Kitchen lovers, it’s that time of year again. Get ready to savour the spotless happy place that will be your kitchen after these cost-effective, all-natural spring cleaning tips. Chemical-free spring cleaning tips and tricks made so easy, you wish you’d done them sooner.
1. Stainless steel: Put a bit of vinegar on it
Vinegar is acidic so it’s perfect to use anywhere where you want to get rid of smears and stains. Clean stainless steel by spraying distilled white vinegar mixed with equal parts of water. It’ll wipe out greasy surfaces, fingerprints and reduce limescale in no time, leaving you with shiny taps and mirrors.
You can also use it to get rid of the damp smell on clothes from your washing machine. With no clothes in the machine, pour half a mug of distilled white vinegar where fabric conditioner goes in, set it on a run at 90°C and follow up with a rinse. Just don’t reach for the balsamic .
2. Burnt pans: Cake them in bicarb
…or use lemon halves to brighten up copper pans. Photo: Natalé Towell.
Sodium bicarbonate is a mild alkali and that can cause dirt and grease to dissolve easily in water. Save the outside of burned pans by covering the offending area with a thick layer of bicarbonate of soda and leaving it overnight. The brown bits should wipe off and use a scourer if there’s a bit of resistance.
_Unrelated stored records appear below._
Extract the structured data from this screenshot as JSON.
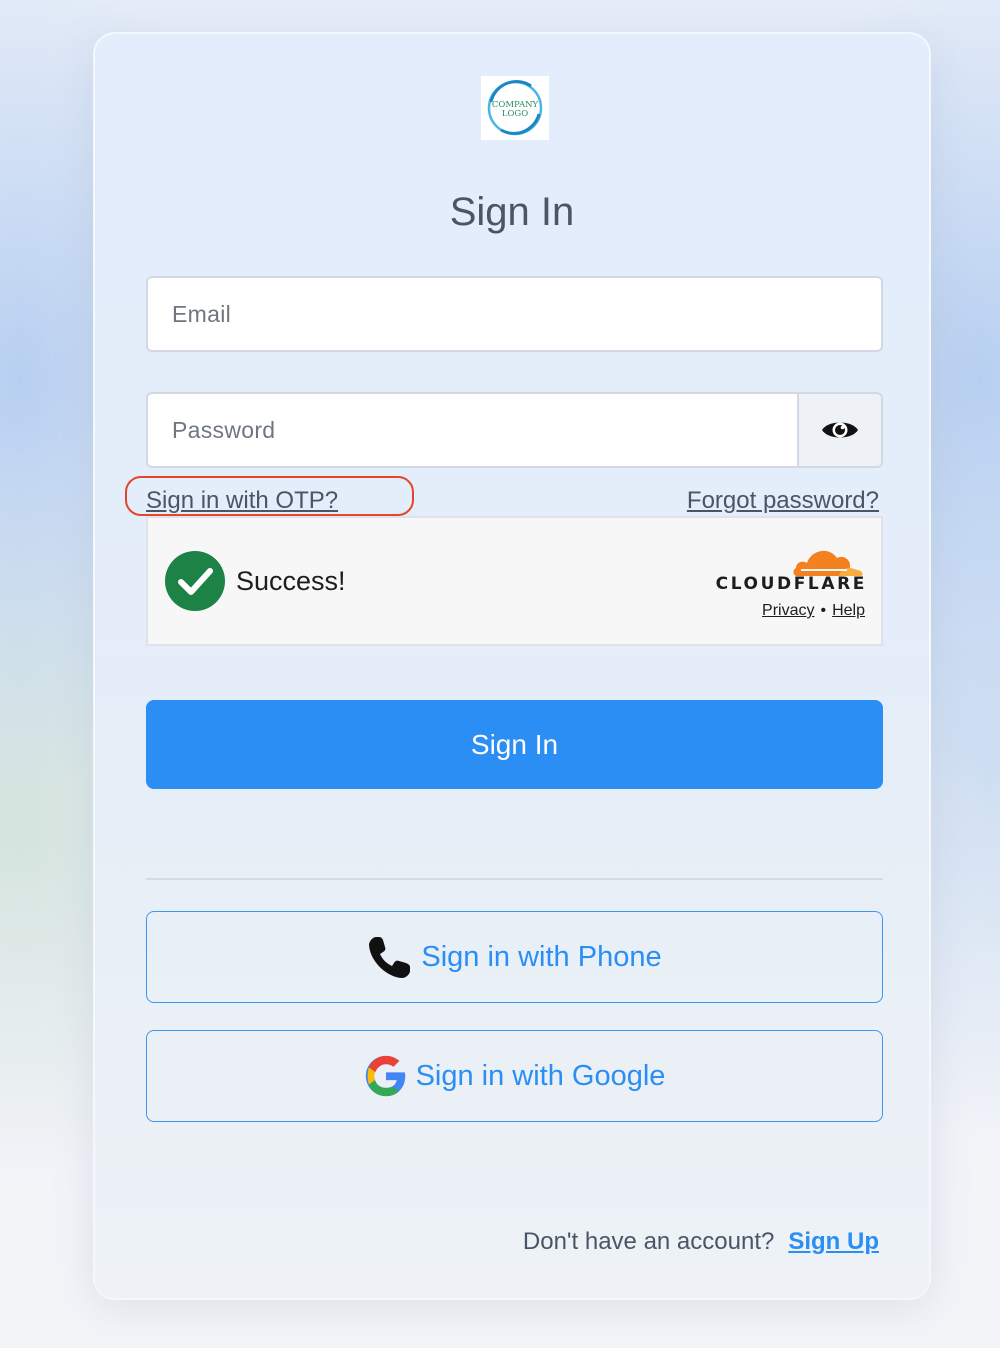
{
  "logo": {
    "text_line1": "COMPANY",
    "text_line2": "LOGO",
    "icon": "company-logo"
  },
  "title": "Sign In",
  "email": {
    "placeholder": "Email",
    "value": ""
  },
  "password": {
    "placeholder": "Password",
    "value": "",
    "toggle_icon": "eye-icon"
  },
  "links": {
    "otp": "Sign in with OTP?",
    "forgot": "Forgot password?"
  },
  "captcha": {
    "status": "Success!",
    "status_icon": "check-circle-icon",
    "provider": "CLOUDFLARE",
    "privacy": "Privacy",
    "separator": "•",
    "help": "Help"
  },
  "sign_in_button": "Sign In",
  "social": {
    "phone": {
      "label": "Sign in with Phone",
      "icon": "phone-icon"
    },
    "google": {
      "label": "Sign in with Google",
      "icon": "google-icon"
    }
  },
  "footer": {
    "prompt": "Don't have an account?",
    "signup": "Sign Up"
  },
  "colors": {
    "primary": "#2a8ef5",
    "highlight": "#e4462a",
    "success": "#1d8245",
    "cloudflare": "#f48120"
  }
}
For the inside of pans, try adding some water to the bicarb, heating the pan briefly with the solution in it and leaving it for 24 hours. Whilst suitable for stainless steel, cast-iron and non-stick pans, don’t do this on aluminium. For aluminium pans you can remove water tide marks by boiling water with sliced apple, rhubarb or lemon peel. For tough stains, boil three parts vinegar to one part water. To brighten up copper pan, use lemon halves dipped in salt or baking powder.
3. Ovens: Don’t reach for oven cleaner…
Who knew oven envy was a thing…
Reach for the bicarb (again) to degrease your oven. Not only will you avoid harsh chemicals, but you’ll also resist the need to invest in a biohazard suit.
Spread a paste of bicarb and water all over the inside surfaces of your oven, being careful to avoid the heating elements. Leave it overnight and wipe it all off with a damp cloth. You’ll probably need to give it a little elbow grease and spray some distilled white vinegar onto any soda residues. This will get it to gently foam up and make it easy to wipe away anything left.
4. High surfaces: Do the cloth trick
Baffled by how the top of cupboards get so dusty? Even more baffled by how to clean them? Lay a piece of cloth over the surface and when it comes to cleaning time, just carefully remove it, give it a shake outside and a wash.
Gone are the perilous days of scrubbing an area that you can’t really see properly and no one else will ever see, making the whole escapade feel like a total waste of time…
5. Larder: Fall in love with jars
Go on, give good kilner. Photo: Helen Cathcart.
Storing dry goods such as rice, pasta and lentils needn’t be a matter of shoving bags into an already jam-packed giant Tupperware. Show off your staples by investing in a few large kilner jars and artfully displaying them on a shelf.
No, this is not just a thing for other people with fancy kitchens. Not only will you be able to easily see what you’ve got in your larder, it’ll urge you to actually use it.
Pop a label on with the before before date and basic cooking instructions. Remember to do a little stock rotation too, i.e. decant what’s already in there first before adding the new stuff.
6. Crockery: If it’s chipped, chuck it
Chipped? Chuck it. It’s the crockery rule.
Unless you have a real attachment to something – we’re talking about the mug that got you through university – get rid of any chipped crockery (and invest in some super-tough Duralex glasses).
They’re both a breeding ground for unwanted bacteria and a weak point that could lead to breakage mid-slurp. Sort through your cupboards and remove them from your kitchen. Go on, you can do it.
7. Spices and frozen foods: Be ruthless
If you haven’t seen it in a year, it’s time to get rid.
Spices lose their flavour over time. If you bought a giant pack of garam masala when travelling around Kerala in 2012 and it’s still in your kitchen, now’s the time to bin it.
Same goes for old mystery meats, stews and bread in your freezer over a year old. Sounds tough, but if you haven’t used by now, chances are you never will. Keep frozen ground meats for up to four months and frozen cooked meat up for to three months.
Don’t forget: after you’ve taken a lazy afternoon to give these all-natural spring cleaning ideas a go, pour yourself a much deserved cup of tea / coffee / negroni and enjoy the fruits of your low-labour efforts.
Replenish your larder and pick up essential eco cleaning products at farmdrop.com.
This article was originally published in March 2018 and has since been updated.